Fig 9. If you have to build it more than twice, refactor it

Remember our example from Fig. 5 above? Fig. 9 shows a better approach to handling three separate device tasks, each with two separate protocols that might be used to implement them.

For protocols that separate themselves nicely between the link layer control (LLC) protocol and a media access control (MAC) layer, this works nicely to rearrange the logic so that each layer only needs to be written once, rather than duplicated within structures implementing both MAC and LLC layers together.

Fig 10. The rule of Gold

Remember: fully verified, well tested, well written logic is pure re-usable gold in this business. Do the job right the first time, and you’ll reap dividends for years to come.

Today’s story

A client recently called me to ask if I could modify an IP I had written so that it would be responsive on an APB slave input with a different clock frequency from the one the rest of the device model used.

The update required inserting an APB cross clock domain bridge into the IP. This wasn’t hard, since I’d built (and formally verified) such a bridge two months prior–I just needed to connect the wires and do a bit of signal renaming for the case when the bridge wasn’t required.

That was the easy part.

But, how shall this new capability be tested? It would need an updated test script and more.

Thankfully, this was also easy.

Because I had built the top level simulation construct using parameters, which could easily be overridden by the test driver, the test suite was easy to update: I just had to set an asynchronous clock parameter, create a new parameter for the clock speed, adjust the clock speed itself, and away I went.
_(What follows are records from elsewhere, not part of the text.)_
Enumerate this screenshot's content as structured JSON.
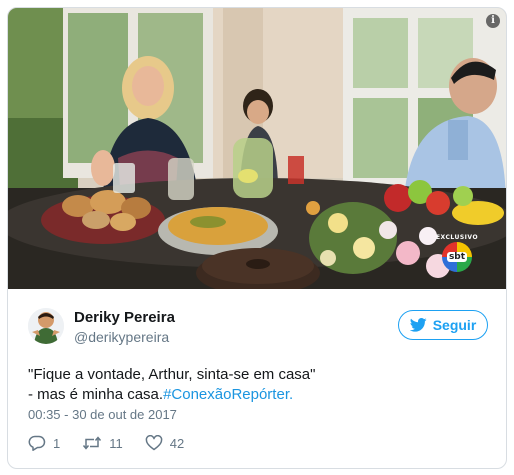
{
  "media": {
    "badge_label": "EXCLUSIVO",
    "badge_logo": "sbt",
    "icons": [
      "info-icon"
    ]
  },
  "tweet": {
    "author_name": "Deriky Pereira",
    "author_handle": "@derikypereira",
    "follow_label": "Seguir",
    "text_line1": "\"Fique a vontade, Arthur, sinta-se em casa\"",
    "text_line2_prefix": "- mas é minha casa.",
    "hashtag": "#ConexãoRepórter.",
    "timestamp": "00:35 - 30 de out de 2017",
    "reply_count": "1",
    "retweet_count": "11",
    "like_count": "42"
  },
  "colors": {
    "accent": "#1da1f2",
    "hashtag": "#1b95e0",
    "muted": "#657786",
    "border": "#d8dde2"
  }
}
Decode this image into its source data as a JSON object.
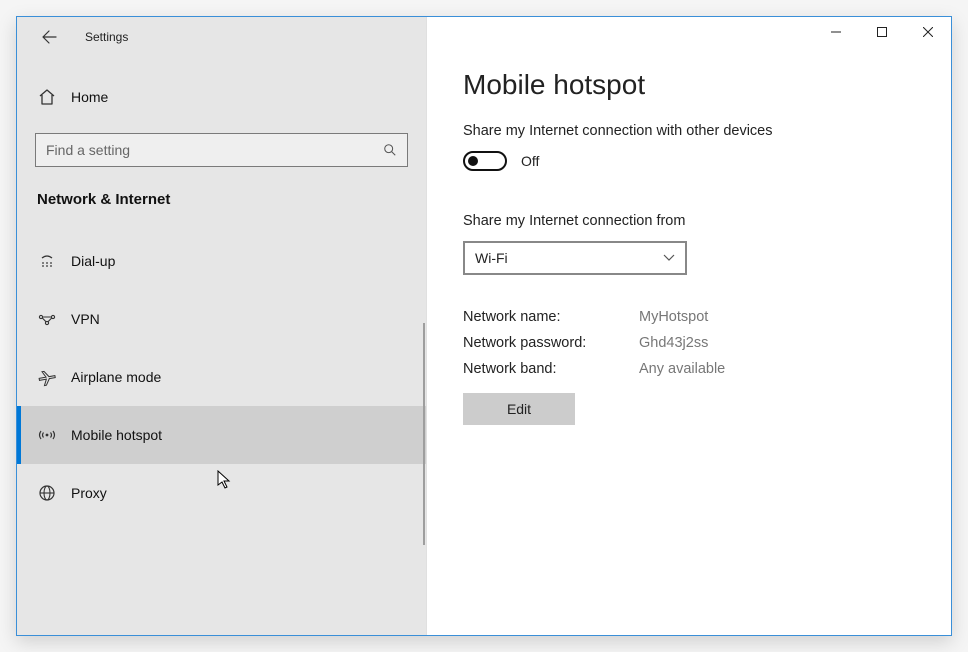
{
  "window": {
    "title": "Settings"
  },
  "sidebar": {
    "home": "Home",
    "search_placeholder": "Find a setting",
    "section": "Network & Internet",
    "items": [
      {
        "label": "Dial-up",
        "icon": "dial-up-icon",
        "selected": false
      },
      {
        "label": "VPN",
        "icon": "vpn-icon",
        "selected": false
      },
      {
        "label": "Airplane mode",
        "icon": "airplane-icon",
        "selected": false
      },
      {
        "label": "Mobile hotspot",
        "icon": "hotspot-icon",
        "selected": true
      },
      {
        "label": "Proxy",
        "icon": "proxy-icon",
        "selected": false
      }
    ]
  },
  "main": {
    "title": "Mobile hotspot",
    "share_heading": "Share my Internet connection with other devices",
    "toggle_state": "Off",
    "share_from_heading": "Share my Internet connection from",
    "share_from_value": "Wi-Fi",
    "fields": {
      "name_label": "Network name:",
      "name_value": "MyHotspot",
      "password_label": "Network password:",
      "password_value": "Ghd43j2ss",
      "band_label": "Network band:",
      "band_value": "Any available"
    },
    "edit_button": "Edit"
  }
}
Thankfully, I had already (over time) gotten rid of any inappropriate delays, so the update went smoothly.

Smoothly? Indeed, the whole update took less than a half an hour. (This doesn’t include the time it took to originally build and verify a generic APB cross-clock domain bridge.)

… and that’s what you would hope for from well written logic.

Well, okay, it’s not all roses–I still have to go back and update the user guide, update the repository, increment the IP version, update the change log, and then bill for the task. Those tasks will take longer than the actual update, but such is the business we are in.


Let’s face it, this article is a rant. I know it. Perhaps you’ll learn something from it. Perhaps I’ll learn something from any debate that will ensue. (Feel free to comment on Reddit …)

Yes, I charge by the hour. Yes, messes like these will keep me gainfully employed and my family well fed for years to come. However, I’d rather charge for doing the useful work of adding new capabilities to a design rather than fixing up someone else’s mess.